The guest cast is led by Alice Feetham as the plucky Nel, who fills the companion role for this story. While her character isn’t hugely well-developed, she’s well-performed and works well alongside the Ninth Doctor. Maureen O’Brien also appears here as the villainous Selo, and gives an impressively different performance to her usual turn as First Doctor companion Vicki, while Martyn Ellis gives a wonderful scenery-chewing performance as self-described scent collector the Rotter.
Overall, Last of the Zetacene is a fun and sometimes thought-provoking story, though it’s one that could definitely have done with another draft. It doesn’t really feel like it’s about anything, which is odd considering the comparison between the last of the Zetacene and the Doctor, the last of the Time Lords, is ripe for exploration. For what it is, though, this is a strong story.
3. “Break the Ice” by Tim Foley
On a chilly space station whose scientists are experimenting with cryogenics, an ancient and powerful force awakens. Joining with scientist Lennie Fisk, the Doctor must do battle with Jack Frost, the last of the Winter Gods. Can the Doctor defeat this frigid foe and save Lennie in time for Christmas Day?
Break the Ice is a fairly traditional base-under-siege story elevated by a strong villain and a great companion figure in Lennie. The plot and its structure is pretty standard, with nothing hugely groundbreaking taking place, but Tim Foley‘s worldbuilding, both with regard to the villainous Jack Frost and the time and place in which the story take place, is well-done and creative.

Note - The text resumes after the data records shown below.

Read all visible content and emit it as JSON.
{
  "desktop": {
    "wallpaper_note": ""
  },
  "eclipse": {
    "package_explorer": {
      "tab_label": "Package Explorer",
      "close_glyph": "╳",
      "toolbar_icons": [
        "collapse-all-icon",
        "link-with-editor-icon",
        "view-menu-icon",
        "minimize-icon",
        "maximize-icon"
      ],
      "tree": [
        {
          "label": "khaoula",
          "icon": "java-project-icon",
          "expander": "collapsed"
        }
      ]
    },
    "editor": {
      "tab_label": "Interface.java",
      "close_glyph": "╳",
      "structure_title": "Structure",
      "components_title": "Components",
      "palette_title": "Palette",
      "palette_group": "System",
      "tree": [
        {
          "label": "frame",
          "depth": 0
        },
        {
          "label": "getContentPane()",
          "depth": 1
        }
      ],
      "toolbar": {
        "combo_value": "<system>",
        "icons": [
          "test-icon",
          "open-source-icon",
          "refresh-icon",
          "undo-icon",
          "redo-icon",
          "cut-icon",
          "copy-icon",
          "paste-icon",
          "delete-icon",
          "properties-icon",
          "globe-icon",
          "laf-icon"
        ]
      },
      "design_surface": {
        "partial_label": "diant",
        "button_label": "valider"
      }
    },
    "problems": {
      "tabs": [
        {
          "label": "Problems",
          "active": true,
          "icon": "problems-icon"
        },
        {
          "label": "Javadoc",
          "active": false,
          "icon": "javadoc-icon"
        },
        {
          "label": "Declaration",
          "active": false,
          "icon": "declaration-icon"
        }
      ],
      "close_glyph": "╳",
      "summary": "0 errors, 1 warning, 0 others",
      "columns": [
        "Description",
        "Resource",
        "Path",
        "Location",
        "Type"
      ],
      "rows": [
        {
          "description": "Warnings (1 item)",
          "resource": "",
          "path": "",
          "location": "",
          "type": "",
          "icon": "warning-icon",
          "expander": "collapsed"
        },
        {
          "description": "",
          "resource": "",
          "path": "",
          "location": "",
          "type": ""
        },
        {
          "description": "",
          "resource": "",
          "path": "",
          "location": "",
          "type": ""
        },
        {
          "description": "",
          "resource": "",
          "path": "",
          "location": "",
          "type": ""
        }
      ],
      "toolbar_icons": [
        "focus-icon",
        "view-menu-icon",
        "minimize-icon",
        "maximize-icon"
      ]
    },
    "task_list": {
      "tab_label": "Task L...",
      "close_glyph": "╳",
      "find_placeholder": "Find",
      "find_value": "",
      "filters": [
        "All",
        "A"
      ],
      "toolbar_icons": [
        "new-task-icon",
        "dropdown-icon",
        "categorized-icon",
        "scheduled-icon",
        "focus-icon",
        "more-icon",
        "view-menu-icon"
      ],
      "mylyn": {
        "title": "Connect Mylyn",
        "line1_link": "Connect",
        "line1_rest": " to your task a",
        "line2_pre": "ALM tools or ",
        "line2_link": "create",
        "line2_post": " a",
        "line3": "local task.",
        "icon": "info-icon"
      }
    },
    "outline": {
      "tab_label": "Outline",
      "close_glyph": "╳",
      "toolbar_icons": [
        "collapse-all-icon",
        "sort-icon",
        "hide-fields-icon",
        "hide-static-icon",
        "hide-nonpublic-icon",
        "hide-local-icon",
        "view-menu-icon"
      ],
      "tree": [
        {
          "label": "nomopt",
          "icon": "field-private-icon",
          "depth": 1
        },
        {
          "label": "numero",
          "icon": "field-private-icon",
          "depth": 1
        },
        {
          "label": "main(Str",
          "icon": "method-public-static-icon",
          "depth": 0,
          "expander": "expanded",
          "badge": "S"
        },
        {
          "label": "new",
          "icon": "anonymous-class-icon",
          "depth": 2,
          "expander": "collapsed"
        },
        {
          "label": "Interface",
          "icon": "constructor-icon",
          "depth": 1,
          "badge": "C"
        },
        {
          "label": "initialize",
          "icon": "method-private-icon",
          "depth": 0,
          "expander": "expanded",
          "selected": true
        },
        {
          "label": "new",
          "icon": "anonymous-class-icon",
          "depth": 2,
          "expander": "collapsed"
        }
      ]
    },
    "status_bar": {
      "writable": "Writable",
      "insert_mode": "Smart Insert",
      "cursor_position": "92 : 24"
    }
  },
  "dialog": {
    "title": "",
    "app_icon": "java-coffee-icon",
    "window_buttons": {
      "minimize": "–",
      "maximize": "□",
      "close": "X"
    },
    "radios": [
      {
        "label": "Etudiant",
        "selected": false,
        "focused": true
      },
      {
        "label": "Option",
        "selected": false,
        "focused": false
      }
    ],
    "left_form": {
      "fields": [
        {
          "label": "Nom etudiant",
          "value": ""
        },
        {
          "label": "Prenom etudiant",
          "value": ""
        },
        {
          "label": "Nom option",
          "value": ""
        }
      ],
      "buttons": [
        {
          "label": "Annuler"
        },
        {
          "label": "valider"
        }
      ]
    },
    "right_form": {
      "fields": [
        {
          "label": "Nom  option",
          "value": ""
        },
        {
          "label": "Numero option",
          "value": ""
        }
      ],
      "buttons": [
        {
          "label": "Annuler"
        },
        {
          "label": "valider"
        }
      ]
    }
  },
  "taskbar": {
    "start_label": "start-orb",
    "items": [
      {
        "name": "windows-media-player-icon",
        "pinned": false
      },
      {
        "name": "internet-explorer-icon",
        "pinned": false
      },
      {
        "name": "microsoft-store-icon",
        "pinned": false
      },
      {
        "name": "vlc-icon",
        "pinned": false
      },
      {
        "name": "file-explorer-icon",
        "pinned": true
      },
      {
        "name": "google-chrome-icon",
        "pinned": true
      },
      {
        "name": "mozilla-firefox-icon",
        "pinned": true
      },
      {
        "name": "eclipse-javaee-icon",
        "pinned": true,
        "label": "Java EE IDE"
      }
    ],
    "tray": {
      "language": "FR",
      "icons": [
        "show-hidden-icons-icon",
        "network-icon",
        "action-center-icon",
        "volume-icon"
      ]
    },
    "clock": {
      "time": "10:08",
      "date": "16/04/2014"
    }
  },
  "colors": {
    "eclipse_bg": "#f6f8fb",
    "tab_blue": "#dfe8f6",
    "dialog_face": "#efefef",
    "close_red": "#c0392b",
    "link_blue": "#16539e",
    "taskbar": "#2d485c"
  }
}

Christopher Eccleston is joined here by Thalissa Teixeira, who gives a pleasingly understated performance as Lennie Fisk. She shares some great chemistry with Eccleston, while Foley gives her the kind of subtle but highly effective character arc that consistently makes his scripts so good. Meanwhile, Pip Torrens is chilling (pun intended) as villain Jack Frost, an interesting new creation who doesn’t get quite as much air time as I’d like, but who I would definitely love to hear more from in the future. And, judging by the post-credits sequence, it seems that wish may well come true…
Overall, Break the Ice is probably the least effective story in Into the Stars, but it’s still a strong script, which is a testament to Foley’s writing and the efforts of the cast. An effective conclusion to the set.
Into the Stars continues the successful trend set by previous Ninth Doctor Adventures boxsets, consisting of three strong stories teeming with great ideas and effective side characters. None of the stories here are particularly high-concept, but they have some excellent worldbuilding and the entire cast is on top form throughout. Add to that Howard Carter and Iain Meadows‘ impressive sound design and music, and Into the Stars is one of the highlights of Big Finish‘s output so far this year. Highly recommended.
Into the Stars is available on CD, as a download or on limited-edition vinyl from http://www.bigfinish.com